Published September 02, 2021
The last 18 months can understandably make it seem like now is a terrible time to start a business. But for some entrepreneurs, the steps for starting a business are still the same — it’s just the rules that have changed.
Two small-business pros explain how COVID-19 has rewritten four basic tenets of starting a business and what the path to success looks like for new entrepreneurs in 2021.
1. Create a business plan
What’s the same: You still have to write a business plan, says Frank LaMonaca, a small-business mentor with SCORE in Westerly, Rhode Island. A business plan typically includes such things as how much your product or service will cost, how you’ll market it and how much you'll need to make to break even.
“I think the basic business plan is ... tried and true, and that certainly doesn't change in COVID,” he says. “A lot of people don't even ask that question when they go to start a business, which is, ‘How much money do I need every month to live on?’” LaMonaca says.
What’s different now: Your online strategy has to be front and center. Are you prepared to connect with customers through video chat? How interactive is your website? Do you know how to market yourself on social media? The past 18 months have proved how important these questions are for startups today, according to LaMonaca.
“Those that survived the best had very robust digital-marketing strategies. They had an online presence that connected them to their customers, their clients, their cohort,” he says. “Even if they were a service business … they benefited from having a connection to their customer, keeping them apprised of what was happening next and where they were going.”
2. Calculate what you need to get started

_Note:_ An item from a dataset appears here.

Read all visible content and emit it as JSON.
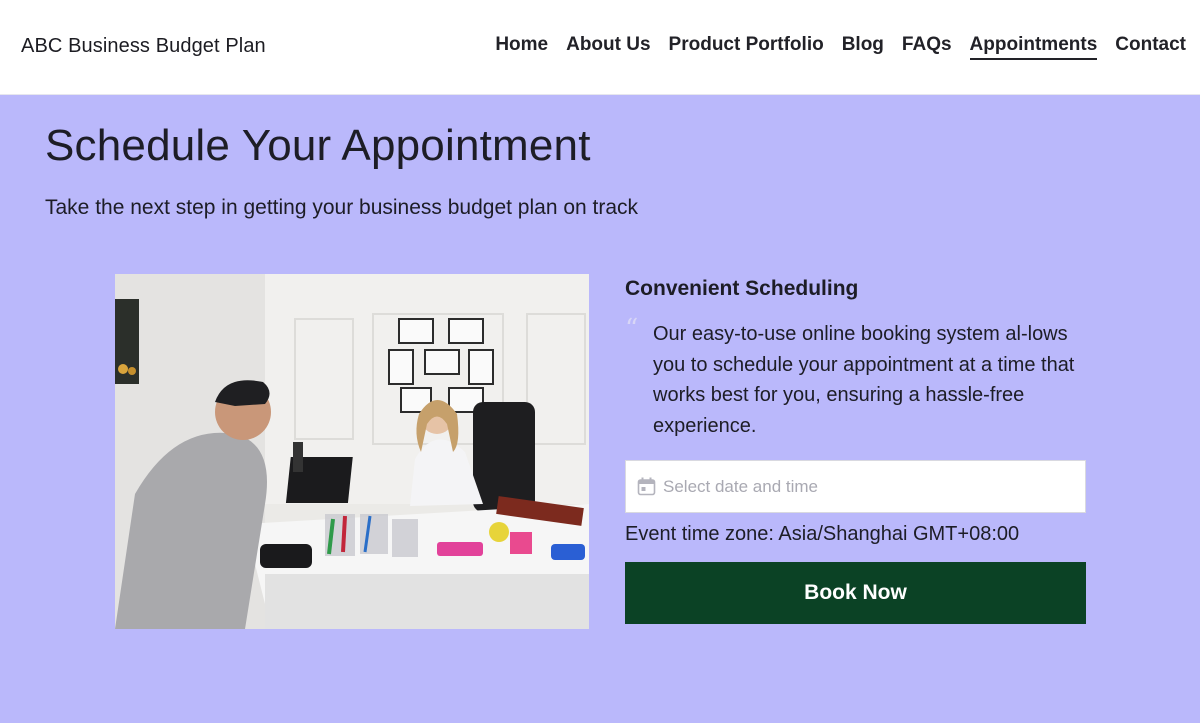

What’s the same: New businesses typically need a pile of cash upfront to set up, open their doors and cover expenses as they ramp up sales. Banks are an unlikely source of those startup funds, says Jerry Herrick, a SCORE counselor in Northern California. “Banks don't waste their time dealing with somebody who's a year away from making it money,” he says. Herrick says tapping personal savings, friends, family and other sources of capital is more likely to produce the funding you need at first.
What’s different now: You’ll probably need way more cash than what your calculations suggest to get started these days, according to LaMonaca. He recommends doubling it now. “If you were thinking, ‘I need enough cash for six months,’ we're saying, ‘No, you don't know what's coming. And you don't know when the next shutdown might be. You don't know how clients will react to what you need to do, whether it's mask mandates, whether it's vaccination requirements.’ I mean, these are things that you’ve got to think about,” he says.
3. Fight inertia
What’s the same: To start a business, you have to actually start a business, Herrick says. “You’ve got to jump in,” he says. “What have you done today? ... What are you going to do tomorrow?”
What’s different now: Starting a business already takes courage and risk tolerance; now you may need even more of those things.
For LaMonaca, the past 18 months went something like this: “I had people calling and asking for time that had survived four recessions and felt their business was recession-proof. And then all of a sudden they had zero revenue. Not 20% down, not 30% down — zero revenue,” he says. “They were in shock. … We had to sort of snap them out of the shock and say, ‘OK, let's treat this like any other business challenge. Let's step back and don't panic. Let's figure out how are you going to conserve cash and get through this.'"
4. Track your money
What’s the same: Finding accounting software for your small business and opening a separate checking account for it are still important first steps, Herrick says. Recording all of your expenditures, even if your business isn’t open yet, can save you money on taxes and keep things much more organized. “Always document the money you receive,” he adds.
What’s different now: With the complexities of changing tax laws, the Paycheck Protection Program and other state and federal business rules, surrounding yourself with smart people may be more important than ever. LaMonaca recommends forming a financial “BAIL” team, composed of a banker, accountant, insurance pro and lawyer who can all help watch over your accounts, prevent tax headaches, reduce liability risks and protect you.
“Pre-COVID, post-COVID, you don't want to go it alone,” he says.
About the author: Tina Orem is NerdWallet's authority on taxes and small business. Her work has appeared in a variety of local and national outlets.